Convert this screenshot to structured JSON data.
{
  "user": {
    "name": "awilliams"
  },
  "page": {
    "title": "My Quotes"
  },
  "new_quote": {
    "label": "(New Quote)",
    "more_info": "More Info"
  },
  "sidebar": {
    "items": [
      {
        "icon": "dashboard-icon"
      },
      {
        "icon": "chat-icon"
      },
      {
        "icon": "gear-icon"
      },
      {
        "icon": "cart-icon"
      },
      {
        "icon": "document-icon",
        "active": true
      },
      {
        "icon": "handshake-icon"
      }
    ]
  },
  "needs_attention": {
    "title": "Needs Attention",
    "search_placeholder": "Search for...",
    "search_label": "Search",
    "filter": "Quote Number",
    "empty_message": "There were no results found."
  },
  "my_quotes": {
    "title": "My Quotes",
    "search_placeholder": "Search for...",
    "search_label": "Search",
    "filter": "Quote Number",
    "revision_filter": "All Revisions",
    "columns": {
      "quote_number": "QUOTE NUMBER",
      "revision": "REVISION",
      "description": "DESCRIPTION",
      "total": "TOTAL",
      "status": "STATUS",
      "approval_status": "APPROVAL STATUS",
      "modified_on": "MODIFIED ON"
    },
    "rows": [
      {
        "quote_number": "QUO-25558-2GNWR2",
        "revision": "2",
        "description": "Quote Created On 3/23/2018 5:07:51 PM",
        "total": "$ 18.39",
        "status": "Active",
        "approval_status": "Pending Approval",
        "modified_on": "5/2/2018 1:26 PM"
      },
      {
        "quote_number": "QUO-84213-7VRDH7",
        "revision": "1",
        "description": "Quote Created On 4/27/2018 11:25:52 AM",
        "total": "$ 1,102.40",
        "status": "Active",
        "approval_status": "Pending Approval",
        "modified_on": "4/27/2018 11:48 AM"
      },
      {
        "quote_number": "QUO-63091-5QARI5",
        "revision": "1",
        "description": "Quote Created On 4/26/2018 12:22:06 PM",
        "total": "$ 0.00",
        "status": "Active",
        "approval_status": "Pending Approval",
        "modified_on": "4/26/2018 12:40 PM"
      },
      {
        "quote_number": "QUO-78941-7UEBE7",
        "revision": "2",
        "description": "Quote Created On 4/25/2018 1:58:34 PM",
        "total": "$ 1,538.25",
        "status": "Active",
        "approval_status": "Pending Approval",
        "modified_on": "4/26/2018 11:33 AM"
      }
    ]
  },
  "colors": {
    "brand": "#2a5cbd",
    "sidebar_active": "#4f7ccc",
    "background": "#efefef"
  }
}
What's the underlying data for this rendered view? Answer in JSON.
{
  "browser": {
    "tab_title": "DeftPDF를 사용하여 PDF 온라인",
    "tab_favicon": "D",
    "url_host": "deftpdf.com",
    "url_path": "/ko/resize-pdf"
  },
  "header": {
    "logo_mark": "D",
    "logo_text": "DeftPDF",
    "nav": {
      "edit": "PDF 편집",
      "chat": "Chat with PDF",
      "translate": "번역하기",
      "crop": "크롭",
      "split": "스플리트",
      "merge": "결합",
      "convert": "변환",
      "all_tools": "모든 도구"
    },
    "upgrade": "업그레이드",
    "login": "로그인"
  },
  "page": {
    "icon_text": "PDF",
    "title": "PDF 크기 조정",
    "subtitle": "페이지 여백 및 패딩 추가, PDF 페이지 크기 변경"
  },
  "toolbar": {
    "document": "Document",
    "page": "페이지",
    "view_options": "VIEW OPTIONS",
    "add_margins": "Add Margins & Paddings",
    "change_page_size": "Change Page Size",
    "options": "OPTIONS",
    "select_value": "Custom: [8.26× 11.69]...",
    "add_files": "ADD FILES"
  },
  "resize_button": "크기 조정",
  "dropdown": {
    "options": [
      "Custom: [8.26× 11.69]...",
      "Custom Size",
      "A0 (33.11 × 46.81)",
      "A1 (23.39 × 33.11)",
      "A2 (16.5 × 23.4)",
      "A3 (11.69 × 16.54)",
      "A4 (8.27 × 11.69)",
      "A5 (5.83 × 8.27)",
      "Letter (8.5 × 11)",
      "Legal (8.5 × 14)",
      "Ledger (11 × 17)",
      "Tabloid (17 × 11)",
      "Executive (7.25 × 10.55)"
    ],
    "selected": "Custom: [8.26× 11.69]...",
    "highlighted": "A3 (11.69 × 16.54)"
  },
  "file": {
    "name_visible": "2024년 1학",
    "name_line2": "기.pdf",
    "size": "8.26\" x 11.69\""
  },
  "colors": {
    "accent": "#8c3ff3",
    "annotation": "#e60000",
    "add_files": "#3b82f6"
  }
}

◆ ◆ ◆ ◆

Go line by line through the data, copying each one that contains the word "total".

      "total": "TOTAL",
        "total": "$ 18.39",
        "total": "$ 1,102.40",
        "total": "$ 0.00",
        "total": "$ 1,538.25",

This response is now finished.